    And (2) Generally if the mass of the BH is shrinking due to Hawking evaporation then the radius of its EH must also be decreasing proportionately — can you draw a Finkelstein diagram for this? — as measured by the distant observers. So, presumably the infalling shell will then follow the horizon as it shrinks inward, still frozen onto a deflating surface? If so, then eventually the shell will be compressed down to some very small radius, whatever is the smallest radius the hole reaches before its final moment of evaporation. Thus the shell _does_ eventually meet the unclothed singularity, even if it never crosses the horizon first!

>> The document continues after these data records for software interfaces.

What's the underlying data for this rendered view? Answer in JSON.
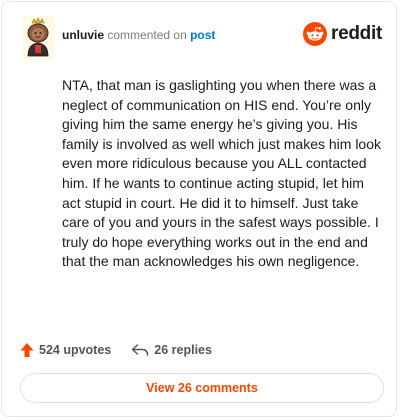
{
  "comment": {
    "username": "unluvie",
    "action_text": "commented on",
    "post_link": "post",
    "body": "NTA, that man is gaslighting you when there was a neglect of communication on HIS end. You’re only giving him the same energy he’s giving you. His family is involved as well which just makes him look even more ridiculous because you ALL contacted him. If he wants to continue acting stupid, let him act stupid in court. He did it to himself. Just take care of you and yours in the safest ways possible. I truly do hope everything works out in the end and that the man acknowledges his own negligence.",
    "upvotes": "524 upvotes",
    "replies": "26 replies"
  },
  "brand": {
    "wordmark": "reddit",
    "color": "#ff4500"
  },
  "footer": {
    "view_button_label": "View 26 comments"
  },
  "colors": {
    "accent": "#ff4500",
    "link": "#0079d3",
    "muted": "#7c7c7c"
  },
  "icons": {
    "avatar": "user-avatar",
    "logo": "reddit-alien-icon",
    "upvote": "upvote-arrow-icon",
    "reply": "reply-arrow-icon"
  }
}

    So, it seems to me that there is already plenty of weirdness that we have to face once we allow for Hawking radiation, even before getting into such subtler questions as entanglement, unitarity and the preservation of information. So, can you enlighten me on this basic time-ordering puzzle? will the distant observers see a BH evaporate completely _before_ they see an infalling inertial trajectory cross the horizon?

    [Posted just as we cross the horizon from 2012 to 2013 in my time zone; happy new year!]

  18. Sean Carroll says:

    Paul– These are complicated questions, and often depend on subtle assumptions. If a black hole evaporates completely away, there wasn’t *really* ever an event horizon at all. (There can be an apparent horizon:

    From the point of view of the infalling shell, there is a moment when they enter the apparent horizon. That’s long before the black hole has evaporated, so from their perspective they just fall right into the hole — they don’t see it grow smaller and smaller. Every signal they emit after that stays inside the black hole, or at least appears to. But the external observer will in principle see the effects of those signals, but it will all be mixed up with the Hawking radiation. (If information is conserved.)

  19. Bart Sanderse says:

    If the four forms of the Bose-Einstein condensaat could be explained by interaction with both foton and electron,is this the way how to proove the real behaviour of the electron.
    Einstein versus Bohr; Einstein said: God doesn’t play dice. Who is right?